TAMPA, Fla. (WFLA) — With COVID-19 cases in the Tampa Bay area climbing again, 8 On Your Side looked into what’s driving the spike and whether the old treatments still work.

You might feel like more people around you are getting coronavirus. It’s not in your head.

Data from The Centers for Disease Control and Prevention shows an uptick. Experts say new sub-variants of Omicron are spreading around the state. Most of those in the Tampa Bay area are in a neighborhood with levels of COVID-19.

All, but those in Hardee and Manatee counties.

“Have you noticed more coronavirus cases?” asked 8OYS investigator Mahsa Saeidi.

“Recently, yes,” Florencia Real said. “I have two close friends who just tested positive yesterday. We’ve had so many variants at this point you don’t even know what to expect.”

Other Tampa Bay residents also have questions about the new variants.

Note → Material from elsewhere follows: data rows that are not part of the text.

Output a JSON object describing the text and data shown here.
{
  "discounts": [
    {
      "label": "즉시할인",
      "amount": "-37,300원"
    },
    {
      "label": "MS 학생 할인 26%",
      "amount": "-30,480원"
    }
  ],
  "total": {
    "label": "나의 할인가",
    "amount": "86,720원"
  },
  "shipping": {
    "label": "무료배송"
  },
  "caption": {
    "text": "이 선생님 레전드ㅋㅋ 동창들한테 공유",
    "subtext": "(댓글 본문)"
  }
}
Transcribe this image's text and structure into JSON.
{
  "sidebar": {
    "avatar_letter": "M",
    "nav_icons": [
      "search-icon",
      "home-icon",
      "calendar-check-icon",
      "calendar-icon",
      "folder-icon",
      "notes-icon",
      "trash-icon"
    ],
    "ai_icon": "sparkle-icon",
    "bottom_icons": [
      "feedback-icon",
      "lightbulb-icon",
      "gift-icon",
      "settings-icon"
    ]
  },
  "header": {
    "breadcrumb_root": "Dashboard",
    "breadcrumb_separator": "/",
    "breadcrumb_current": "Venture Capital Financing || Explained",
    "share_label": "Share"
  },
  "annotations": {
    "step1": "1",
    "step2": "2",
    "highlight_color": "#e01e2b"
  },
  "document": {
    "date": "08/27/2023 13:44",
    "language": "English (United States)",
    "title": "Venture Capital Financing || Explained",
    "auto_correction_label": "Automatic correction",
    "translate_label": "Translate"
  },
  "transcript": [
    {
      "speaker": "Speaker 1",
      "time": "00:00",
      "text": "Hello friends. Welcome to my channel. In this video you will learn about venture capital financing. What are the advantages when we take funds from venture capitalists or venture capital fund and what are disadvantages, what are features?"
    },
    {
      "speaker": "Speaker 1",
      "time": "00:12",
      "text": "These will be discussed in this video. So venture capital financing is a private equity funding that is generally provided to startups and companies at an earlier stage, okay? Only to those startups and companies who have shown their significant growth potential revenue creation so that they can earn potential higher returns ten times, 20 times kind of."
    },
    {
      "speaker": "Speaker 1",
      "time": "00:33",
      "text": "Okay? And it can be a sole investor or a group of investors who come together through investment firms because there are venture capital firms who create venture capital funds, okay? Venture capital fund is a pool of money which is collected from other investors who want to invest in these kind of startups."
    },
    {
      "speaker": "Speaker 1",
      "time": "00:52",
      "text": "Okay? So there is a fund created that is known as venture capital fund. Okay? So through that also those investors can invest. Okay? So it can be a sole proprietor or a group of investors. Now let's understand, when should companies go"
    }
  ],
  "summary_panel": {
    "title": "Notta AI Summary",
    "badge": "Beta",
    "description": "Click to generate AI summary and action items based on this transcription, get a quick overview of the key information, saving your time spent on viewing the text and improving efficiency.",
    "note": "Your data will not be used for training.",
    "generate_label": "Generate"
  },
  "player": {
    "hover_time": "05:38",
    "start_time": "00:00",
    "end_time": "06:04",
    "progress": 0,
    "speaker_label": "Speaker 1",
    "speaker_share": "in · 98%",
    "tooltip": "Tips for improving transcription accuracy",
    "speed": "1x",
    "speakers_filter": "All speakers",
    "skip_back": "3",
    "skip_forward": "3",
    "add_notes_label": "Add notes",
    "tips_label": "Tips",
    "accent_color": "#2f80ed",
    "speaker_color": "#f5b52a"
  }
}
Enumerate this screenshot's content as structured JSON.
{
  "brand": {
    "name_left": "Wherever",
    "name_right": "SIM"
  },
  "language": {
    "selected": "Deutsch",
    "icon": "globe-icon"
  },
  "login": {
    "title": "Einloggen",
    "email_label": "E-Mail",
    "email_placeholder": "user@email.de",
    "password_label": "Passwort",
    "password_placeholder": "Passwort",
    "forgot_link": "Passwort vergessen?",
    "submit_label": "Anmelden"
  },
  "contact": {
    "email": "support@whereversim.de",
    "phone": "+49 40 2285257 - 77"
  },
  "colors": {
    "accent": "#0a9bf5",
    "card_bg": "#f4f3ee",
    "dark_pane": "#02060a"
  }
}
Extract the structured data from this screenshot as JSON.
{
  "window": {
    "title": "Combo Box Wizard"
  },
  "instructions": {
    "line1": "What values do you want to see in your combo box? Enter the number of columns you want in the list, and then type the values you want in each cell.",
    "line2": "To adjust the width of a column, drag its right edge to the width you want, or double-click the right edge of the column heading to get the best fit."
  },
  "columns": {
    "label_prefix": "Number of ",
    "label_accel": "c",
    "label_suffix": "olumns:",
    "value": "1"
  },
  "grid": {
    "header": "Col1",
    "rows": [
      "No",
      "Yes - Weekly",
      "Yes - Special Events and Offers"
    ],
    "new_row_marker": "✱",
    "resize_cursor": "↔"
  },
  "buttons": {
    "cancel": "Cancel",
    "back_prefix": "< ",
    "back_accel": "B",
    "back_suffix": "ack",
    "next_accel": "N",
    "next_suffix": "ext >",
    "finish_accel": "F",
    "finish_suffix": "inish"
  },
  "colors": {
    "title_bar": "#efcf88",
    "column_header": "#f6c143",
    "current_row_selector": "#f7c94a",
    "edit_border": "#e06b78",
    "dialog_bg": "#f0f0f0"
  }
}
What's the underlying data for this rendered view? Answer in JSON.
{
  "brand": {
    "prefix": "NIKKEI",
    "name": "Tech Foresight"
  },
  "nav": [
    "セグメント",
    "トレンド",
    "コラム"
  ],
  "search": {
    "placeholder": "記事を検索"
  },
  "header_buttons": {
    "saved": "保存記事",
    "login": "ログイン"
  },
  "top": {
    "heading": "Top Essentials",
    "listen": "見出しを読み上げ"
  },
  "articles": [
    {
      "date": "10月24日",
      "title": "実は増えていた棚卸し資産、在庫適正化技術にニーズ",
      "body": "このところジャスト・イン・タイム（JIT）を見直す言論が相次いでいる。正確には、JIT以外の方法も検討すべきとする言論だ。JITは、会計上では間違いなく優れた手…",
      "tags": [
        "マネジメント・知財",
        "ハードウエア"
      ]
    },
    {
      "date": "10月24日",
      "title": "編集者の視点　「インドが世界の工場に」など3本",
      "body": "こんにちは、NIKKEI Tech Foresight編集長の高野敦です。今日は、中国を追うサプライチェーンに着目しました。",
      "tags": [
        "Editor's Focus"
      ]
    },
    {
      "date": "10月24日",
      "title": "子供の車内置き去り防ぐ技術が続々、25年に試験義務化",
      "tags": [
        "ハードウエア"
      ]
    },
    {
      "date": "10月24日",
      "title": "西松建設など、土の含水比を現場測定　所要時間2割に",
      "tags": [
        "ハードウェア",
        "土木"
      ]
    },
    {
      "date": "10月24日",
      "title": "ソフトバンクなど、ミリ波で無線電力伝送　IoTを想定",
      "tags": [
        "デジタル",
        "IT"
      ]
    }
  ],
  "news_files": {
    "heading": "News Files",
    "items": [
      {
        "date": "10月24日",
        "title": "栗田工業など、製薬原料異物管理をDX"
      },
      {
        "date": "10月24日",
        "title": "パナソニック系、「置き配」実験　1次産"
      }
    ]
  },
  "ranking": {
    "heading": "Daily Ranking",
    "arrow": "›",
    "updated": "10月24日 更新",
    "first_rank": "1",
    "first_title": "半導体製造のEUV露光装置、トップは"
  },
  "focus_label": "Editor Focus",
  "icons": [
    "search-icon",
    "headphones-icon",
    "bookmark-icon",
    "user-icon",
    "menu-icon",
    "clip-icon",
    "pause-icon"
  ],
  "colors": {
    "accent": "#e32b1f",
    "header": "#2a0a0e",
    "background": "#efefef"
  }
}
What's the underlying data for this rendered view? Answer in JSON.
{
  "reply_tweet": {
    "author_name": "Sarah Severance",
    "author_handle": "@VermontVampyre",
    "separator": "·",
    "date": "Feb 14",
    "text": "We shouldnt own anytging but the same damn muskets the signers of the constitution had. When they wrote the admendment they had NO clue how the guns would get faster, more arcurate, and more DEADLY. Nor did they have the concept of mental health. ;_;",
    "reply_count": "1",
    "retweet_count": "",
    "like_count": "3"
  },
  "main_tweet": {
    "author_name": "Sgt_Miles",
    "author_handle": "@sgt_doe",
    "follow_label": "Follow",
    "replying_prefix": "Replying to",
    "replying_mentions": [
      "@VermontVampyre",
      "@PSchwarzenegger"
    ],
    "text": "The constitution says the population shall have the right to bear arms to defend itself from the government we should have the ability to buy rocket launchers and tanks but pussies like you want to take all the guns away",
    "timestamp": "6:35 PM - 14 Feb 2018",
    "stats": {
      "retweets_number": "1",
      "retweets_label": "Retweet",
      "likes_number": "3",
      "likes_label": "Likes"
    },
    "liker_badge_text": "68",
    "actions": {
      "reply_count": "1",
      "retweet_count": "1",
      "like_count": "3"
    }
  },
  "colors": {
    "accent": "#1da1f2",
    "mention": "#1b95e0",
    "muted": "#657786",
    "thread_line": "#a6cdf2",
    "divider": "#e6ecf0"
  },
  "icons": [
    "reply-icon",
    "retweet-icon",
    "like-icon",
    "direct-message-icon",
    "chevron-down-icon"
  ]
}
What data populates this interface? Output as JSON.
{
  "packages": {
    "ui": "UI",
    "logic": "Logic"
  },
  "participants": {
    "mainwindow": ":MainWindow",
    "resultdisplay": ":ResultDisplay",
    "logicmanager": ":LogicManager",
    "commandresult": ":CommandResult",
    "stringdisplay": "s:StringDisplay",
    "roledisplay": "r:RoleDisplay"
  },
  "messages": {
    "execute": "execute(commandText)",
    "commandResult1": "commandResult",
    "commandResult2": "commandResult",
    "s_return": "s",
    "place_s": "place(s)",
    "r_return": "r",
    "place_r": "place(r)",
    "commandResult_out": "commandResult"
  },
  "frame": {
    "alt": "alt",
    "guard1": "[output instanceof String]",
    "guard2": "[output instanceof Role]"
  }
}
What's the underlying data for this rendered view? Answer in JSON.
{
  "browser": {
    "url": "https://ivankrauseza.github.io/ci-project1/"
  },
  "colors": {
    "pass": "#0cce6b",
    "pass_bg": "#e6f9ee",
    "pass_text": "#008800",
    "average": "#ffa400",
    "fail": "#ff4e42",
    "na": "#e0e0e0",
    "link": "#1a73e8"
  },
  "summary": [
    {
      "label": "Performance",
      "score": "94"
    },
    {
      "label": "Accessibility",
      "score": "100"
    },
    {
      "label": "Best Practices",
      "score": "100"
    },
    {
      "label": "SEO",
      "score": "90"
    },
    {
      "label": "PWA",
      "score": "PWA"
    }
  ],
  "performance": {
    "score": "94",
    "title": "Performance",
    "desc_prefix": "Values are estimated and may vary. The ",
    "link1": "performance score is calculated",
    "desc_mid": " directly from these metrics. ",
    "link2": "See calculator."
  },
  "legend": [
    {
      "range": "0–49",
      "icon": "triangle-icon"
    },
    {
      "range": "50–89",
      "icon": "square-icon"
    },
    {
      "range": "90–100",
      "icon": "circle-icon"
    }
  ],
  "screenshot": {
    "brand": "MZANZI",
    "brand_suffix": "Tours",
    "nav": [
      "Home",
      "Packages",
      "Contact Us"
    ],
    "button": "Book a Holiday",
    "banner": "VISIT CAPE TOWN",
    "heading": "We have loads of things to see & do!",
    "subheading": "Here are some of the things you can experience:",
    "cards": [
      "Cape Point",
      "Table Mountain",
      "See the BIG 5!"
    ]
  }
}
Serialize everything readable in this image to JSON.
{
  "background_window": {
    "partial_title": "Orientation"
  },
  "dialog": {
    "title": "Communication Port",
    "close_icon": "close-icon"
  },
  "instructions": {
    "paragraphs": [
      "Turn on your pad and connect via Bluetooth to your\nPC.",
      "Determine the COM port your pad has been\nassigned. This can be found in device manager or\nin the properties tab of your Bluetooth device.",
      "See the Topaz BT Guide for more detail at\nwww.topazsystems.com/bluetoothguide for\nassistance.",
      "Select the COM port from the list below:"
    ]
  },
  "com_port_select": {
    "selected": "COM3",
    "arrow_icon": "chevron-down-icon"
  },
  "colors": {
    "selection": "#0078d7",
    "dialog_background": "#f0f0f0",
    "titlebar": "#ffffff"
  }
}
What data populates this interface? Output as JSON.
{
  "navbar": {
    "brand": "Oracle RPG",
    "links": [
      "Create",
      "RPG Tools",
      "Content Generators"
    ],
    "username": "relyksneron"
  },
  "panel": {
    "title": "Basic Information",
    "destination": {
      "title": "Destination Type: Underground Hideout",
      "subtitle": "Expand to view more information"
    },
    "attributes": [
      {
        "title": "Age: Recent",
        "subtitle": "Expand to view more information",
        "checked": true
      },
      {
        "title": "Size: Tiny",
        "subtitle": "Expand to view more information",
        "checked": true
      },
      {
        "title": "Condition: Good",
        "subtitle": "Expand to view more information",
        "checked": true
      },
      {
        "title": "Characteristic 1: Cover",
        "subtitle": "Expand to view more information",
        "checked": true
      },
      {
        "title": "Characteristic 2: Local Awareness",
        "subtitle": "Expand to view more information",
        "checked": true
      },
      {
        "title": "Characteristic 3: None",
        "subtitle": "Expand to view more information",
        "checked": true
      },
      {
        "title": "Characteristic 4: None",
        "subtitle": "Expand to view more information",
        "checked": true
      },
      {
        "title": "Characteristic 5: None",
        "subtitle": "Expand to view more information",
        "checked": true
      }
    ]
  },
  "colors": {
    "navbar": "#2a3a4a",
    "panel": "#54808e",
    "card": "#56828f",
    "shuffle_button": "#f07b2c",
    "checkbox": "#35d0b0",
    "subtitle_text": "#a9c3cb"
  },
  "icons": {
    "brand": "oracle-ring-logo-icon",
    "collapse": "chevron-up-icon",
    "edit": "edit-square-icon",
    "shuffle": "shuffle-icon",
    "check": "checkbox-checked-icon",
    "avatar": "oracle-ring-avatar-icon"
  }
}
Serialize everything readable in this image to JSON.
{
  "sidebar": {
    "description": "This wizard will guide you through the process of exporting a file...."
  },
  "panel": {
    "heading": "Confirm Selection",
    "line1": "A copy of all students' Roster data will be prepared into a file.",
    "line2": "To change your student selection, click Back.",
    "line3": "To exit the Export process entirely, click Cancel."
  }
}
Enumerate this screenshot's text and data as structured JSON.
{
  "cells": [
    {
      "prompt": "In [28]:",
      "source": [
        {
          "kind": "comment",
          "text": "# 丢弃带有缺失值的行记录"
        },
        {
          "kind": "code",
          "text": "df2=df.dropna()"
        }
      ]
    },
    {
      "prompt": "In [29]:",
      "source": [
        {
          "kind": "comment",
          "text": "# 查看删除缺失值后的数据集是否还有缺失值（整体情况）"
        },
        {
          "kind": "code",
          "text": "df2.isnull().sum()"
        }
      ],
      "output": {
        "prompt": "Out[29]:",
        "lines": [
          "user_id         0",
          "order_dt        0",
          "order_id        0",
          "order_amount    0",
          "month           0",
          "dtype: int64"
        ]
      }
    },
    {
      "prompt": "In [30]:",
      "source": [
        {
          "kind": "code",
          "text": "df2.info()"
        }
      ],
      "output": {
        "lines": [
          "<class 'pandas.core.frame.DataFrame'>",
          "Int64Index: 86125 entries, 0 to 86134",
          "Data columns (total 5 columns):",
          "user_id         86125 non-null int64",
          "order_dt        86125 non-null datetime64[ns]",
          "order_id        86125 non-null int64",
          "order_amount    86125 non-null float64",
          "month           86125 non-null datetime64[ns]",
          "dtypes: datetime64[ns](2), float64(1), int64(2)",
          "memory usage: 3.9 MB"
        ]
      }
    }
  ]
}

“My number one concern is if the death rate is going to be as high as the original variant,” Alexandria Bishop said.

Last fall, Omicron emerged, taking over Delta. It caused less severe illness but it was more contagious than ever before.

By 2022, a new subvariant called Omicron BA.2 took over the United States.

Now, the latest CDC data shows more variants, BA.4 and BA.5, are popping up in the southeast.

Together, the two new strains make up more than 20 percent of infections.

“We’re seeing milder illnesses but more illnesses in more healthy people,” Moffitt’s Dr. John Greene said.

Dr. Greene said the latest subvariants appear to be more transmissible.

Still, the number of patients being admitted to area hospitals remain low.

“However, we are seeing a lot more outpatients who are showing up positive,” Dr. Greene said. “A test that diagnosed COVID are still able to pick up all the variants and subvariants. The treatment we’re giving still works, although maybe not as effective.”

This is not a surprise. There will continue to be new variants.

Scientists said as more people build immunity, it decreases the opportunity for the virus to spread and mutate.

The CDC’s website includes the latest guidance on boosters.